Weekly News Roundup – Hurricane Sandy Edition
from Wildlife Promise
As the country tries to recover from the devastation and destruction caused by Hurricane Sandy, I am using this week’s roundup to highlight NWF’s response to the superstorm:
November 1 - Whatever happens on November 6th, the tragic scenes unfolding across the 19 states impacted by Superstorm Sandy have realigned American politics when it comes to climate change.The road to Election Day has gone from sarcastic remarks in Tampa, to two debate moderators apologizing for not asking the climate change question, to Republican standard bearer Gov. Chris Christie touring his devastated home state with President Obama, to New York City Mayor Michael Bloomberg penning an op-ed declaring that action on climate change is the central electoral issue.
November 1 - As the east coast begins efforts to recover from Hurricane Sandy, the devastating effects of climate change are impossible to miss. Bigger, more powerful storms. More rainfall and higher storm surge. These are exactly the sorts of impacts that climate scientists have been worried about for years. Global warming is putting hurricanes on steroids and we’re beginning to see the effects.
To make matters worse, record-low sea ice in the Arctic likely contributed to the weather conditions that transformed Hurricane Sandy into a “superstorm”, when she collided with a winter storm system.
October 30 - Hurricane Sandy made landfall on the East Coast this week and due to its unusual West-turning track, it came ashore midway in the eastern “Megalopolis” with its 65 million people. Virginia and Maryland were drenched and pummeled and New York and New Jersey were flooded and smashed. Human impact is the main concern for so many but, what happens to fish and wildlife during such major storms? After Hurricane Irene devastated the east coast in August of 2011, we wrote a synopsis of the ways species are affected by major storms coming ashore and some things you can do to help them. Here is an updated “Sandy” version of that blog post.
October 30 - The heroic efforts of people coming together to assist each other in the face of Hurricane Sandy give me great hope for how we work together to overcome adversity. If we look at this storm and all the increasing toll of “unusual” weather disasters as random, however, we will miss an opportuity to secure a better future for our families and forwildlife. Those who have stood in harm’s way deserve better accountability for the actions that have made Sandy such a destructive storm, just as the farmers out West deserve better for the droughts they have suffered through, and others for the wildfires that have swept through parts of our nation.

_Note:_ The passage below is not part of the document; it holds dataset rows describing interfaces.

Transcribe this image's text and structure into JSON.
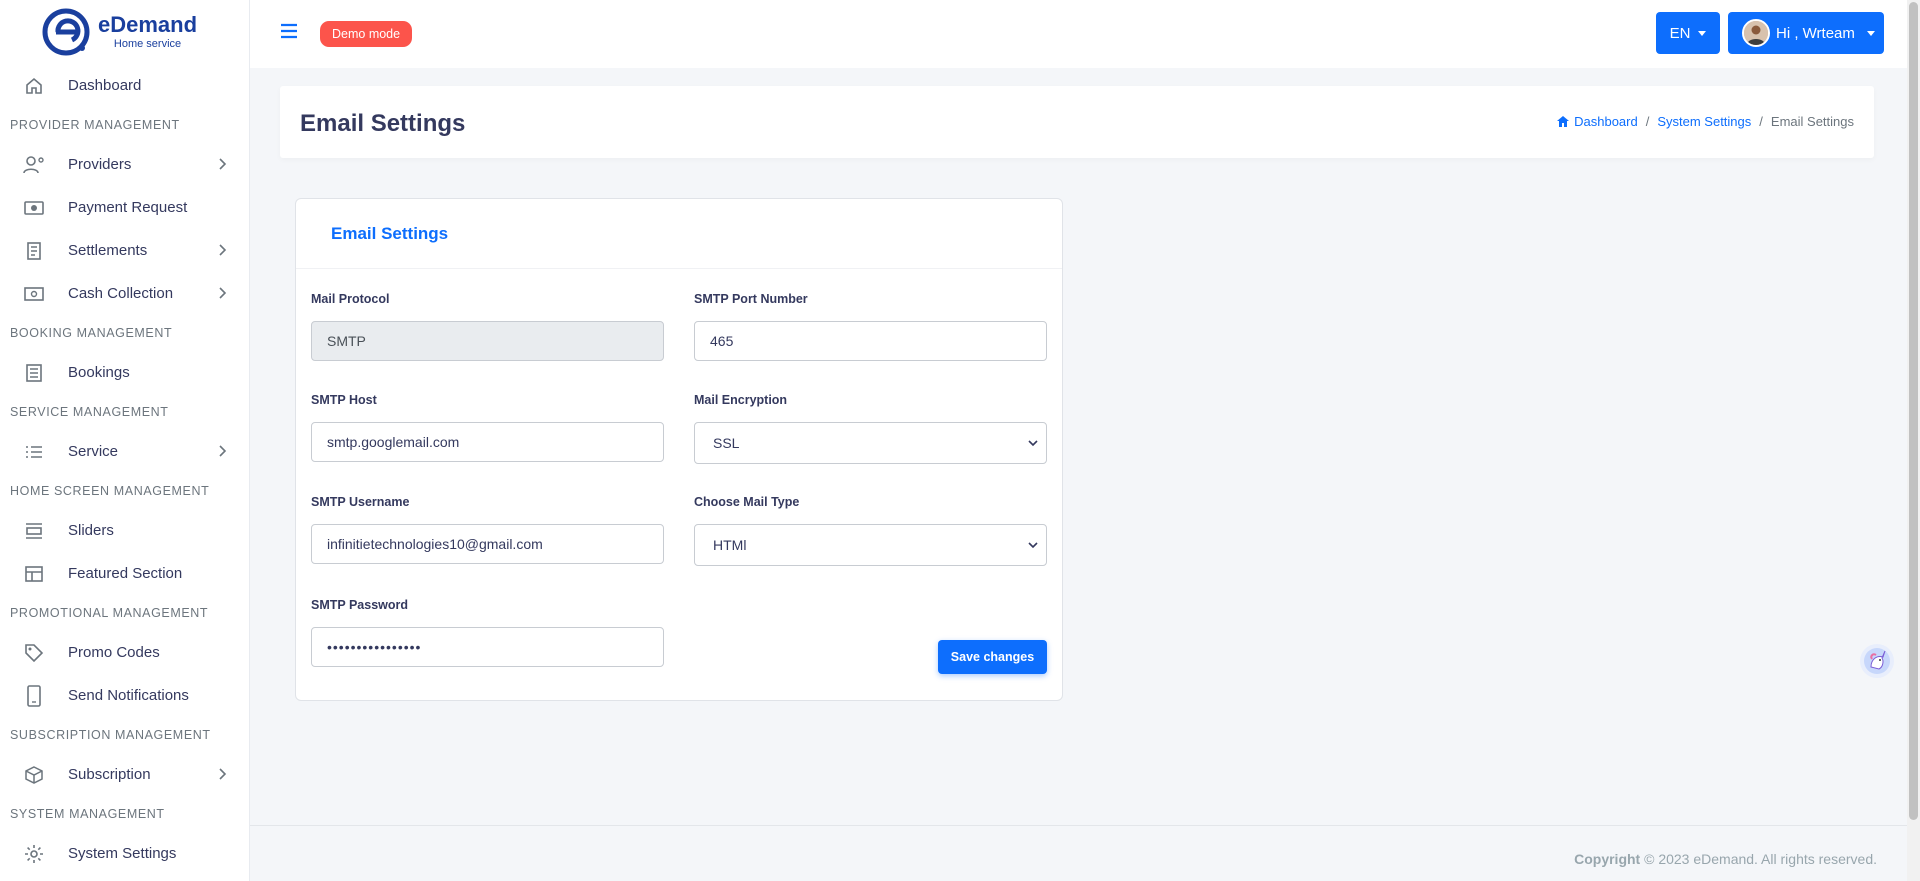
{
  "brand": {
    "name": "eDemand",
    "subtitle": "Home service"
  },
  "sidebar": {
    "items": [
      {
        "type": "item",
        "label": "Dashboard",
        "icon": "home-icon"
      },
      {
        "type": "header",
        "label": "PROVIDER MANAGEMENT"
      },
      {
        "type": "item",
        "label": "Providers",
        "icon": "user-gear-icon",
        "submenu": true
      },
      {
        "type": "item",
        "label": "Payment Request",
        "icon": "money-icon"
      },
      {
        "type": "item",
        "label": "Settlements",
        "icon": "receipt-icon",
        "submenu": true
      },
      {
        "type": "item",
        "label": "Cash Collection",
        "icon": "cash-icon",
        "submenu": true
      },
      {
        "type": "header",
        "label": "BOOKING MANAGEMENT"
      },
      {
        "type": "item",
        "label": "Bookings",
        "icon": "list-box-icon"
      },
      {
        "type": "header",
        "label": "SERVICE MANAGEMENT"
      },
      {
        "type": "item",
        "label": "Service",
        "icon": "list-icon",
        "submenu": true
      },
      {
        "type": "header",
        "label": "HOME SCREEN MANAGEMENT"
      },
      {
        "type": "item",
        "label": "Sliders",
        "icon": "slider-icon"
      },
      {
        "type": "item",
        "label": "Featured Section",
        "icon": "layout-icon"
      },
      {
        "type": "header",
        "label": "PROMOTIONAL MANAGEMENT"
      },
      {
        "type": "item",
        "label": "Promo Codes",
        "icon": "tag-icon"
      },
      {
        "type": "item",
        "label": "Send Notifications",
        "icon": "phone-icon"
      },
      {
        "type": "header",
        "label": "SUBSCRIPTION MANAGEMENT"
      },
      {
        "type": "item",
        "label": "Subscription",
        "icon": "package-icon",
        "submenu": true
      },
      {
        "type": "header",
        "label": "SYSTEM MANAGEMENT"
      },
      {
        "type": "item",
        "label": "System Settings",
        "icon": "gear-icon"
      }
    ]
  },
  "topbar": {
    "demo_badge": "Demo mode",
    "language": "EN",
    "user_greeting": "Hi , Wrteam"
  },
  "header": {
    "title": "Email Settings",
    "breadcrumb": {
      "home": "Dashboard",
      "parent": "System Settings",
      "current": "Email Settings"
    }
  },
  "form": {
    "card_title": "Email Settings",
    "mail_protocol": {
      "label": "Mail Protocol",
      "value": "SMTP"
    },
    "smtp_port": {
      "label": "SMTP Port Number",
      "value": "465"
    },
    "smtp_host": {
      "label": "SMTP Host",
      "value": "smtp.googlemail.com"
    },
    "mail_encryption": {
      "label": "Mail Encryption",
      "value": "SSL"
    },
    "smtp_username": {
      "label": "SMTP Username",
      "value": "infinitietechnologies10@gmail.com"
    },
    "mail_type": {
      "label": "Choose Mail Type",
      "value": "HTMl"
    },
    "smtp_password": {
      "label": "SMTP Password",
      "value": "••••••••••••••••"
    },
    "save_label": "Save changes"
  },
  "footer": {
    "copyright_bold": "Copyright",
    "copyright_text": " © 2023 eDemand. All rights reserved."
  },
  "colors": {
    "primary": "#0d6efd",
    "danger": "#fc544b",
    "brand": "#1a3f9e"
  }
}
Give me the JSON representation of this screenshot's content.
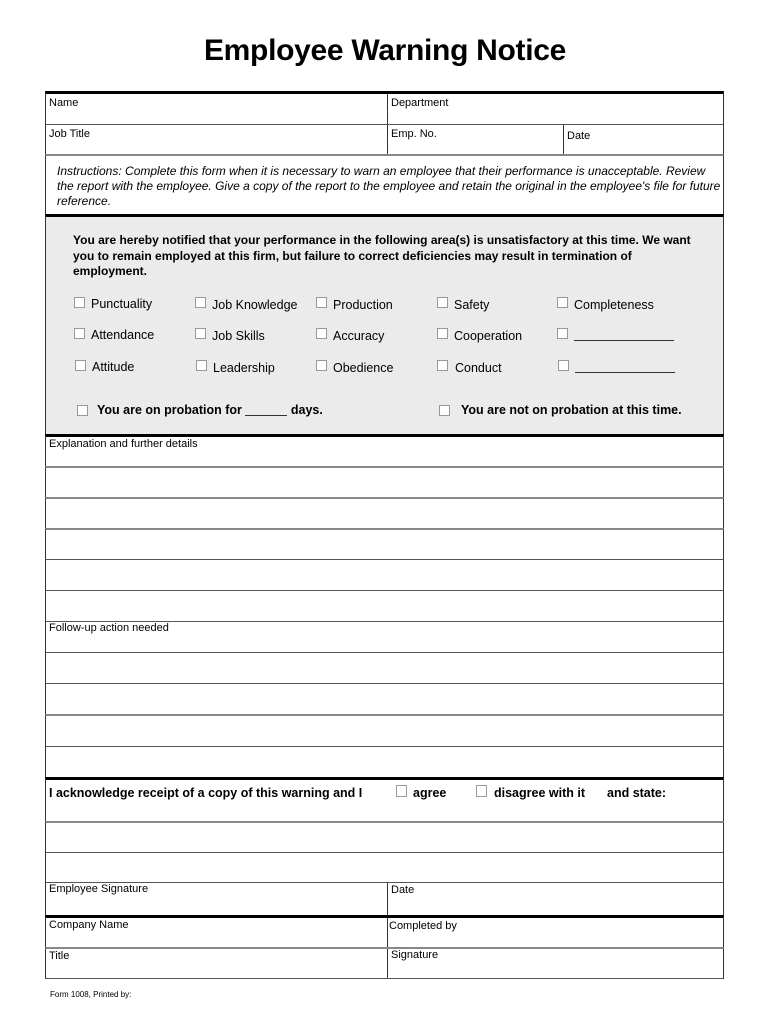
{
  "title": "Employee Warning Notice",
  "header_fields": {
    "name": "Name",
    "department": "Department",
    "job_title": "Job Title",
    "emp_no": "Emp. No.",
    "date": "Date"
  },
  "instructions": "Instructions:  Complete this form when it is necessary to warn an employee that their performance is unacceptable. Review the report with the employee.  Give a copy of the report to the employee and retain the original in the employee's file for future reference.",
  "notice": {
    "text": "You are hereby notified that your performance in the following area(s) is unsatisfactory at this time.  We want you to remain employed at this firm, but failure to correct deficiencies may result in termination of employment.",
    "areas": [
      [
        "Punctuality",
        "Job Knowledge",
        "Production",
        "Safety",
        "Completeness"
      ],
      [
        "Attendance",
        "Job Skills",
        "Accuracy",
        "Cooperation",
        ""
      ],
      [
        "Attitude",
        "Leadership",
        "Obedience",
        "Conduct",
        ""
      ]
    ],
    "probation_on_prefix": "You are on probation for",
    "probation_on_suffix": "days.",
    "probation_blank": "______",
    "probation_off": "You are not on probation at this time."
  },
  "explanation_label": "Explanation and further details",
  "followup_label": "Follow-up action needed",
  "acknowledge": {
    "text": "I acknowledge receipt of a copy of this warning and I",
    "agree": "agree",
    "disagree": "disagree with it",
    "state": "and state:"
  },
  "signature_fields": {
    "employee_signature": "Employee Signature",
    "date": "Date",
    "company_name": "Company Name",
    "completed_by": "Completed by",
    "title": "Title",
    "signature": "Signature"
  },
  "footer": "Form 1008, Printed by:"
}
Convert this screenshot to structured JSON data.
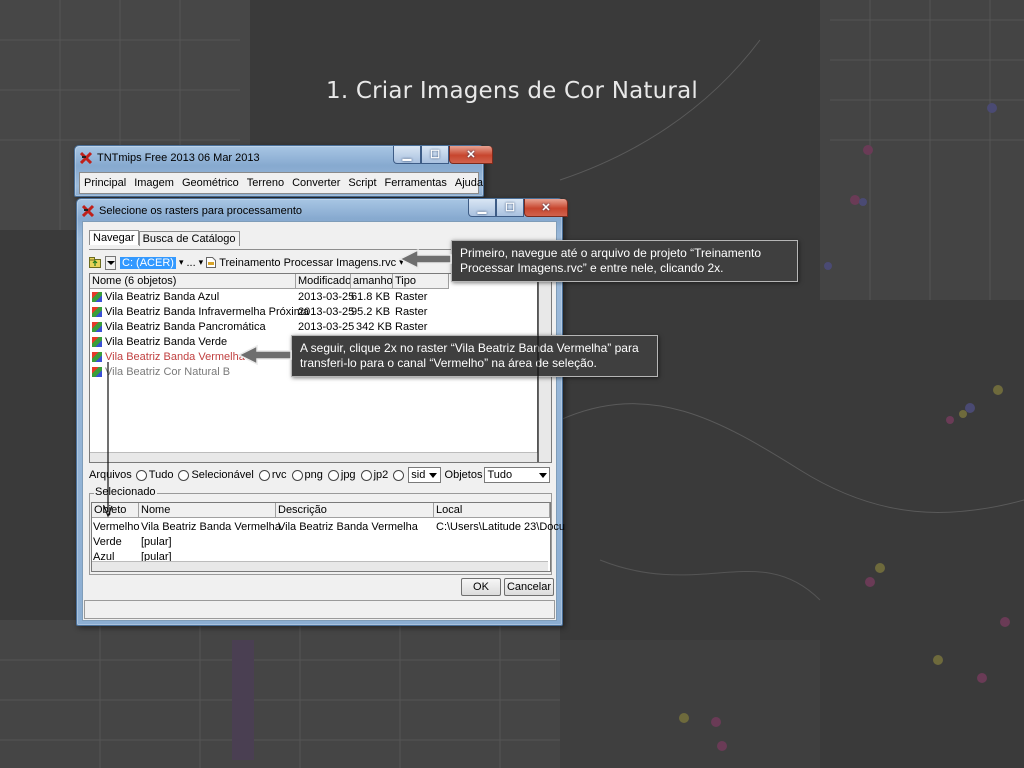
{
  "slide": {
    "title": "1. Criar Imagens de Cor Natural"
  },
  "main_window": {
    "title": "TNTmips Free 2013   06 Mar 2013",
    "menu": [
      "Principal",
      "Imagem",
      "Geométrico",
      "Terreno",
      "Converter",
      "Script",
      "Ferramentas",
      "Ajuda"
    ]
  },
  "dialog": {
    "title": "Selecione os rasters para processamento",
    "tabs": [
      "Navegar",
      "Busca de Catálogo"
    ],
    "path": {
      "drive": "C: (ACER)",
      "ellipsis": "...",
      "project": "Treinamento Processar Imagens.rvc"
    },
    "list_headers": [
      "Nome  (6 objetos)",
      "Modificado",
      "amanho",
      "Tipo"
    ],
    "list_rows": [
      {
        "name": "Vila Beatriz Banda Azul",
        "modified": "2013-03-25",
        "size": "61.8 KB",
        "type": "Raster"
      },
      {
        "name": "Vila Beatriz Banda Infravermelha Próxima",
        "modified": "2013-03-25",
        "size": "95.2 KB",
        "type": "Raster"
      },
      {
        "name": "Vila Beatriz Banda Pancromática",
        "modified": "2013-03-25",
        "size": "342 KB",
        "type": "Raster"
      },
      {
        "name": "Vila Beatriz Banda Verde",
        "modified": "",
        "size": "",
        "type": ""
      },
      {
        "name": "Vila Beatriz Banda Vermelha",
        "modified": "",
        "size": "",
        "type": ""
      },
      {
        "name": "Vila Beatriz Cor Natural B",
        "modified": "",
        "size": "",
        "type": ""
      }
    ],
    "filter": {
      "label": "Arquivos",
      "options": [
        "Tudo",
        "Selecionável",
        "rvc",
        "png",
        "jpg",
        "jp2"
      ],
      "ext_value": "sid",
      "objects_label": "Objetos",
      "objects_value": "Tudo"
    },
    "selected_group": {
      "title": "Selecionado",
      "headers": [
        "Objeto",
        "Nome",
        "Descrição",
        "Local"
      ],
      "rows": [
        {
          "object": "Vermelho",
          "name": "Vila Beatriz Banda Vermelha",
          "description": "Vila Beatriz Banda Vermelha",
          "location": "C:\\Users\\Latitude 23\\Docu"
        },
        {
          "object": "Verde",
          "name": "[pular]",
          "description": "",
          "location": ""
        },
        {
          "object": "Azul",
          "name": "[pular]",
          "description": "",
          "location": ""
        }
      ]
    },
    "buttons": {
      "ok": "OK",
      "cancel": "Cancelar"
    }
  },
  "callouts": [
    {
      "text": "Primeiro, navegue até o arquivo de projeto “Treinamento Processar Imagens.rvc” e entre nele, clicando 2x."
    },
    {
      "text": "A seguir, clique 2x no raster “Vila Beatriz Banda Vermelha” para transferi-lo para o canal “Vermelho” na área de seleção."
    }
  ]
}
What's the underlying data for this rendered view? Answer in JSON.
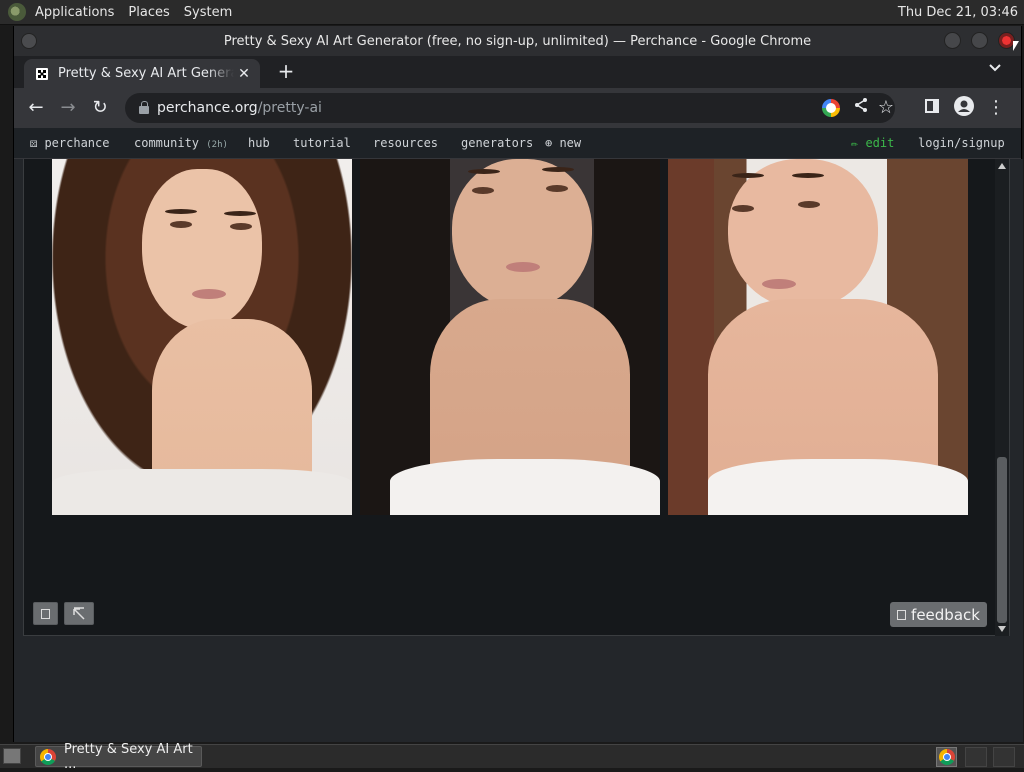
{
  "panel": {
    "menus": [
      "Applications",
      "Places",
      "System"
    ],
    "clock": "Thu Dec 21, 03:46"
  },
  "window": {
    "title": "Pretty & Sexy AI Art Generator (free, no sign-up, unlimited) — Perchance - Google Chrome"
  },
  "browser": {
    "tab_title": "Pretty & Sexy AI Art Generator (free, no sign-up, unlimited)",
    "tab_close": "✕",
    "new_tab": "+",
    "tab_list": "⌄",
    "url_host": "perchance.org",
    "url_path": "/pretty-ai",
    "back": "←",
    "forward": "→",
    "reload": "↻",
    "share": "⋖",
    "star": "☆",
    "menu": "⋮"
  },
  "site_nav": {
    "logo_label": "perchance",
    "community": "community",
    "community_badge": "(2h)",
    "hub": "hub",
    "tutorial": "tutorial",
    "resources": "resources",
    "generators": "generators",
    "new": "new",
    "edit": "✏ edit",
    "login": "login/signup"
  },
  "gallery": {
    "image_count": 3,
    "feedback_label": "feedback"
  },
  "taskbar": {
    "task_label": "Pretty & Sexy AI Art ..."
  },
  "colors": {
    "accent_edit": "#3cb84a",
    "chrome_bg": "#35363a",
    "page_bg": "#15181b"
  }
}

October 26 – As Hurricane Sandy barrels up the East Coast, forecasters are giving it nicknames that sound like the title of a disaster movie: Frankenstorm. The Perfect Storm II. All point to the grave danger of a monster storm fueled by the historic convergence of rare weather conditions and climate impacts.
Meteorologists did not pick the name Frankenstorm only because of the Halloween timing. The name also reflects the highly unusual nature of this storm.
Here are highlights from NWF in the news:
- The Washington Post: Flood risk will rise with climate change, experts say
- The Los Angeles Times: Hurricane Sandy as ‘super storm’: Is climate change a factor?
- Greenwire: Bloomberg nod proves climate an issue, say greens (subscription required)
- Care2: How Do Wild Animals Survive Hurricanes?